--- SUPPLIED DATA ---
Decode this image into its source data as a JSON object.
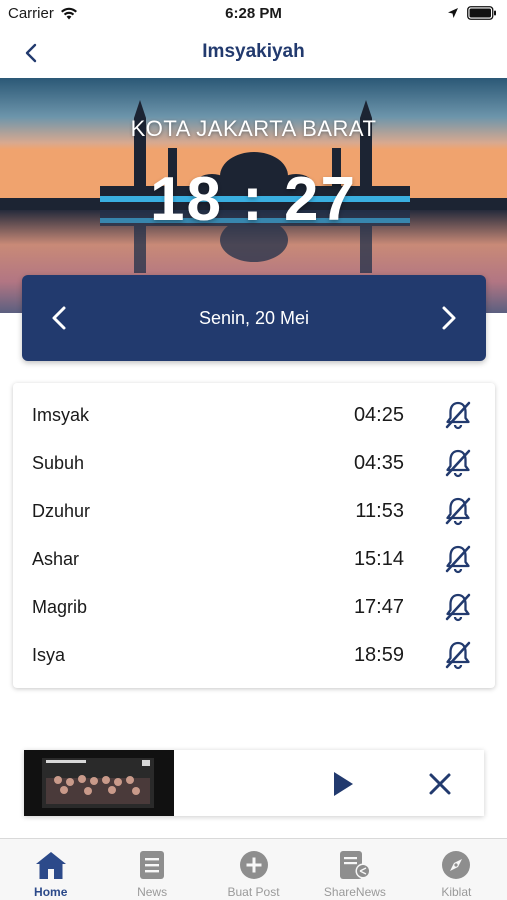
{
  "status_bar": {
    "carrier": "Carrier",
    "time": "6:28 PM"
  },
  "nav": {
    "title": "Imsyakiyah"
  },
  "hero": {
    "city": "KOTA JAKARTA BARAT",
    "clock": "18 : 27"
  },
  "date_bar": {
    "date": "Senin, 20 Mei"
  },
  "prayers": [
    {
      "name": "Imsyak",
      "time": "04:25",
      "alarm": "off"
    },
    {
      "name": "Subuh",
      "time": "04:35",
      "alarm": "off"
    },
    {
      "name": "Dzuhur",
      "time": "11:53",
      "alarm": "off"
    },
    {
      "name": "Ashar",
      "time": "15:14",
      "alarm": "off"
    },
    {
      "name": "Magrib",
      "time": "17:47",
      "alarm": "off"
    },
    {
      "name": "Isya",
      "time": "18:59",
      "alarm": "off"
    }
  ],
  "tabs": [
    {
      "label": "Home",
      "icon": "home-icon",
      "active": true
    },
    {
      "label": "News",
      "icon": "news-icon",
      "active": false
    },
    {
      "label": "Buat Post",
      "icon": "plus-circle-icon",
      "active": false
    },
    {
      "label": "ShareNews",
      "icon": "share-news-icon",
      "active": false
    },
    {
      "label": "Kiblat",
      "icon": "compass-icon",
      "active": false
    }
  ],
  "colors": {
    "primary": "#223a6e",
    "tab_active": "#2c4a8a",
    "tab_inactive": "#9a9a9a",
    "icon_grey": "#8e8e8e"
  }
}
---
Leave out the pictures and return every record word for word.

• WRITTEN REPLY
Decode this image into its source data as a JSON object.
{
  "status_bar": {
    "carrier": "Carrier",
    "time": "6:28 PM"
  },
  "nav": {
    "title": "Imsyakiyah"
  },
  "hero": {
    "city": "KOTA JAKARTA BARAT",
    "clock": "18 : 27"
  },
  "date_bar": {
    "date": "Senin, 20 Mei"
  },
  "prayers": [
    {
      "name": "Imsyak",
      "time": "04:25",
      "alarm": "off"
    },
    {
      "name": "Subuh",
      "time": "04:35",
      "alarm": "off"
    },
    {
      "name": "Dzuhur",
      "time": "11:53",
      "alarm": "off"
    },
    {
      "name": "Ashar",
      "time": "15:14",
      "alarm": "off"
    },
    {
      "name": "Magrib",
      "time": "17:47",
      "alarm": "off"
    },
    {
      "name": "Isya",
      "time": "18:59",
      "alarm": "off"
    }
  ],
  "tabs": [
    {
      "label": "Home",
      "icon": "home-icon",
      "active": true
    },
    {
      "label": "News",
      "icon": "news-icon",
      "active": false
    },
    {
      "label": "Buat Post",
      "icon": "plus-circle-icon",
      "active": false
    },
    {
      "label": "ShareNews",
      "icon": "share-news-icon",
      "active": false
    },
    {
      "label": "Kiblat",
      "icon": "compass-icon",
      "active": false
    }
  ],
  "colors": {
    "primary": "#223a6e",
    "tab_active": "#2c4a8a",
    "tab_inactive": "#9a9a9a",
    "icon_grey": "#8e8e8e"
  }
}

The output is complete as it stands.